And volume is exactly what the energy providers need in-order-for them to make such a massive operational and workforce transition viable. They need a market to open up. With around 4 million social homes, housing associations alone, offer great incentive.
But for housing associations to commit to that investment and that volume, we need that market to be a lot different than it looks today. We need a dramatic improvement, and investment, in the product. With the greatest respect for what’s out there at the moment we need to see widespread improvement in the design, quality, effectiveness and reliability of heat pumps.
Currently there’s not enough of a competitive dynamic, and nowhere near enough R&D being undertaken because there isn’t enough critical mass in the sector. As a result, we have a product that isn’t always consumer friendly, nor likely to stand the test of time.
A commitment by housing associations, and others, would change all that. I’d expect to see more manufacturers enter the fray with the nous to see the market potential and the resource to deliver a product, at competitive prices, that would satisfy the needs and pockets of consumers, while making inroads into everyone’s net zero targets.
In this situation, it would be quite easy to conceive a scenario where a housing association partners up with an energy provider and home care provider to successfully make the transition from gas to other forms.

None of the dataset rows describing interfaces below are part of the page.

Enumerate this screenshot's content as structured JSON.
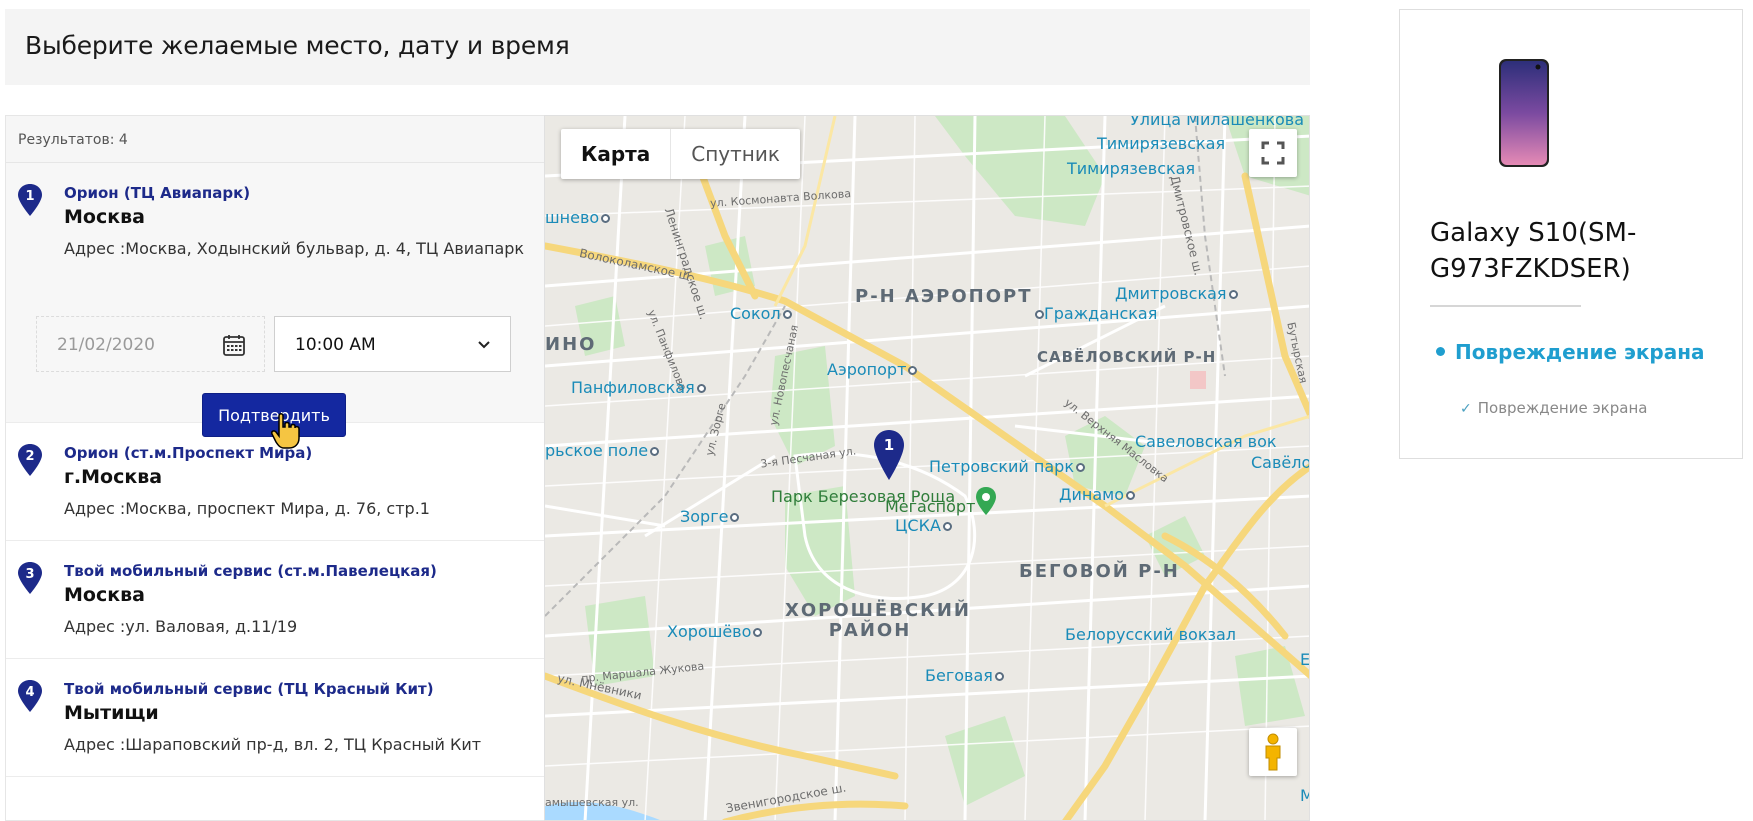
{
  "header": {
    "title": "Выберите желаемые место, дату и время"
  },
  "results": {
    "label": "Результатов: 4"
  },
  "stores": [
    {
      "num": "1",
      "name": "Орион (ТЦ Авиапарк)",
      "city": "Москва",
      "address": "Адрес :Москва, Ходынский бульвар, д. 4, ТЦ Авиапарк"
    },
    {
      "num": "2",
      "name": "Орион (ст.м.Проспект Мира)",
      "city": "г.Москва",
      "address": "Адрес :Москва, проспект Мира, д. 76, стр.1"
    },
    {
      "num": "3",
      "name": "Твой мобильный сервис (ст.м.Павелецкая)",
      "city": "Москва",
      "address": "Адрес :ул. Валовая, д.11/19"
    },
    {
      "num": "4",
      "name": "Твой мобильный сервис (ТЦ Красный Кит)",
      "city": "Мытищи",
      "address": "Адрес :Шараповский пр-д, вл. 2, ТЦ Красный Кит"
    }
  ],
  "booking": {
    "date_placeholder": "21/02/2020",
    "time_value": "10:00 AM",
    "confirm_label": "Подтвердить"
  },
  "map": {
    "type_map": "Карта",
    "type_satellite": "Спутник",
    "marker_num": "1",
    "labels": {
      "ulitsa_milashenkova": "Улица Милашенкова",
      "timiryazevskaya1": "Тимирязевская",
      "timiryazevskaya2": "Тимирязевская",
      "leningradskoe": "Ленинградское ш.",
      "kosmonavta": "ул. Космонавта Волкова",
      "dmitrovskoe": "Дмитровское ш.",
      "shnevo": "шнево",
      "volokolamskoe": "Волоколамское ш.",
      "aeroport_district": "Р-Н АЭРОПОРТ",
      "sokol": "Сокол",
      "grazhdanskaya": "Гражданская",
      "dmitrovskaya": "Дмитровская",
      "pankratova": "ул. Панфилова",
      "ino": "ИНО",
      "aeroport_metro": "Аэропорт",
      "savelovsky": "САВЁЛОВСКИЙ Р-Н",
      "panfilovskaya": "Панфиловская",
      "novopeschanaya": "ул. Новопесчаная",
      "zorge_street": "ул. Зорге",
      "peschanaya": "3-я Песчаная ул.",
      "savelovskaya_vok": "Савеловская вок",
      "savelov": "Савёлов",
      "strelnoe_pole": "рьское поле",
      "petrovsky_park": "Петровский парк",
      "dinamo": "Динамо",
      "park_berezovaya": "Парк Березовая Роща",
      "zorge_metro": "Зорге",
      "megasport": "Мегаспорт",
      "cska": "ЦСКА",
      "begovoy": "БЕГОВОЙ Р-Н",
      "khoroshevsky": "ХОРОШЁВСКИЙ РАЙОН",
      "khoroshevo": "Хорошёво",
      "belorussky": "Белорусский вокзал",
      "marshala": "пр. Маршала Жукова",
      "mnevniki": "ул. Мнёвники",
      "begovaya": "Беговая",
      "zvenigorodskoe": "Звенигородское ш.",
      "amyshevskaya": "амышевская ул.",
      "butyrskaya": "Бутырская",
      "ul_verkhnyaya": "ул. Верхняя Масловка",
      "right_edge_e": "Е",
      "right_edge_m": "М"
    }
  },
  "product": {
    "title": "Galaxy S10(SM-G973FZKDSER)",
    "issue_main": "Повреждение экрана",
    "issue_sub": "Повреждение экрана"
  },
  "colors": {
    "primary": "#1428a0",
    "accent": "#1f9ecf",
    "pin": "#1d2a8a"
  }
}
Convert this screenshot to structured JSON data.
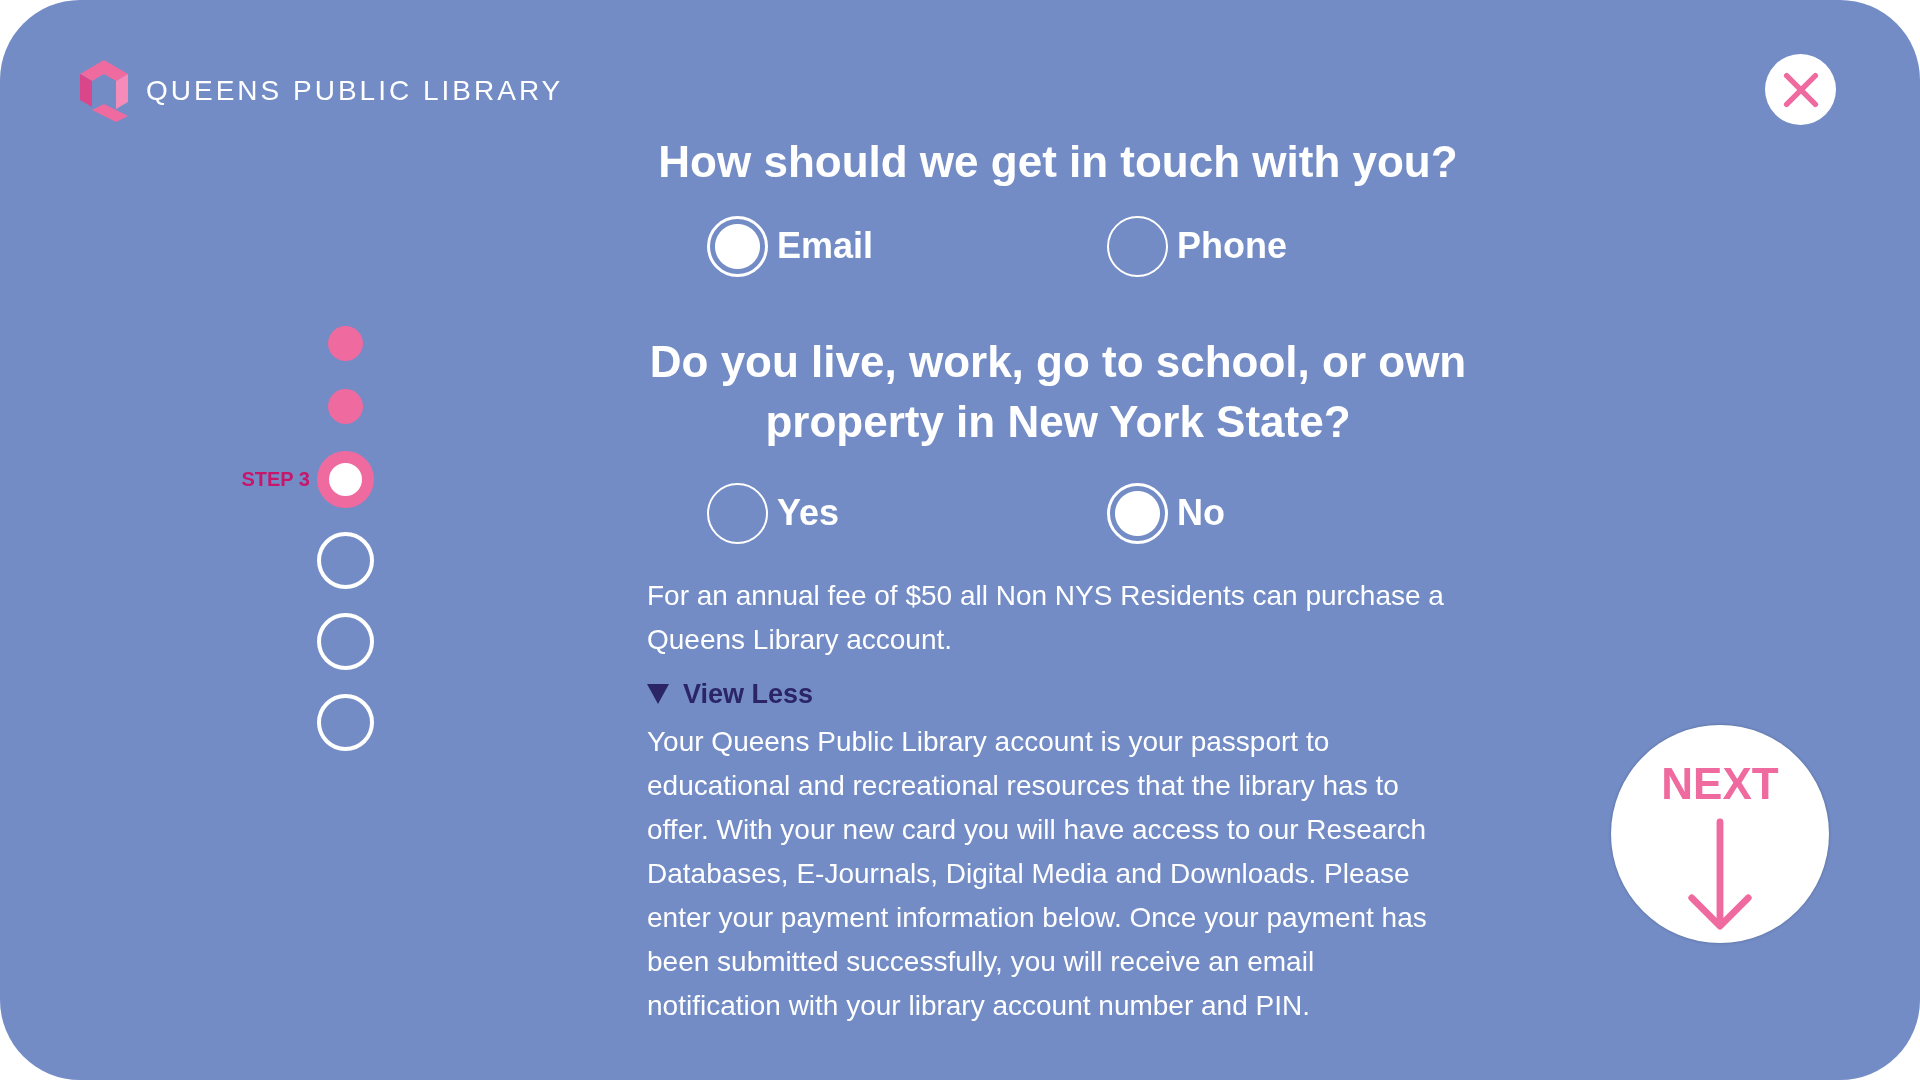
{
  "brand": {
    "name": "QUEENS PUBLIC LIBRARY"
  },
  "steps": [
    {
      "completed": true,
      "selected": false
    },
    {
      "completed": true,
      "selected": false
    },
    {
      "completed": false,
      "selected": true,
      "label": "STEP 3"
    },
    {
      "completed": false,
      "selected": false
    },
    {
      "completed": false,
      "selected": false
    },
    {
      "completed": false,
      "selected": false
    }
  ],
  "questions": [
    {
      "title": "How should we get in touch with you?",
      "options": [
        {
          "label": "Email",
          "selected": true
        },
        {
          "label": "Phone",
          "selected": false
        }
      ]
    },
    {
      "title": "Do you live, work, go to school, or own property in New York State?",
      "options": [
        {
          "label": "Yes",
          "selected": false
        },
        {
          "label": "No",
          "selected": true
        }
      ]
    }
  ],
  "fee_note": "For an annual fee of $50 all Non NYS Residents can purchase a Queens Library account.",
  "details": {
    "toggle": "View Less",
    "expanded": true,
    "text": "Your Queens Public Library account is your passport to educational and recreational resources that the library has to offer. With your new card you will have access to our Research Databases, E-Journals, Digital Media and Downloads. Please enter your payment information below. Once your payment has been submitted successfully, you will receive an email notification with your library account number and PIN."
  },
  "next_button": {
    "label": "NEXT"
  }
}
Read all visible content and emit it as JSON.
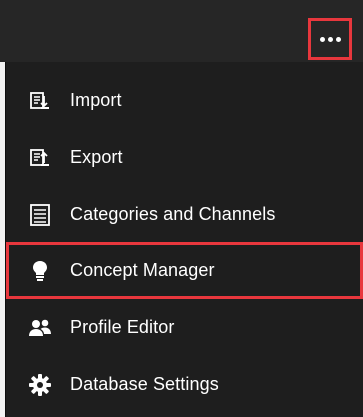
{
  "toolbar": {
    "more_icon": "ellipsis-icon"
  },
  "menu": {
    "items": [
      {
        "label": "Import",
        "icon": "import-icon"
      },
      {
        "label": "Export",
        "icon": "export-icon"
      },
      {
        "label": "Categories and Channels",
        "icon": "document-icon"
      },
      {
        "label": "Concept Manager",
        "icon": "lightbulb-icon"
      },
      {
        "label": "Profile Editor",
        "icon": "users-icon"
      },
      {
        "label": "Database Settings",
        "icon": "gear-icon"
      }
    ]
  },
  "colors": {
    "topbar": "#262626",
    "menu_background": "#1e1e1e",
    "highlight": "#e8373d",
    "text": "#ffffff"
  }
}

But not just a short-term partnership, a one that extends to 15 years or even longer, meaning the transition will be collaborative, better planned out and easier to deliver.
For the first five years, say, that housing association is likely to want to maintain its gas boilers, or replace like for like. After that it will want to work with the energy provider and home care provider to transition to the heating source and technology of its choice. It’s a scenario which could be extended to work within a framework like our Greener Futures Partnership. A wider partnership like this one, brings even greater benefits for housing associations, not least of all increased procurement muscle, which would be hugely beneficial when gas boilers, parts and labour become more expensive as this sector tails off.
Partnering up with energy providers collectively, or individually, would make the transformation process easier and effective for everyone. Housing associations would have a clear say on how and when they make the transition, and to what source and quality product, while energy providers are happy to service that transition given clear market opportunities.
Crucial to this scenario is a skilled workforce, appropriately regulated, delivering a high quality, consistent and reliable service. The myriad training providers currently dotted around the country can’t provide this, and they certainly don’t have the capacity to deliver 60,000 installers by 2030.
A national skills academy has the ability to deliver all of the above. I would expect to see such a proposition within the ‘Heat and Buildings Strategy’. If it isn’t, then it has to be debated as a stand-alone item. If it is realised, and properly funded, then the commentators who have balked at the Government’s target to install 600,000 heat pumps per year by 2028 may have to readjust their position - including those getting their microscopes out in readiness for COP26.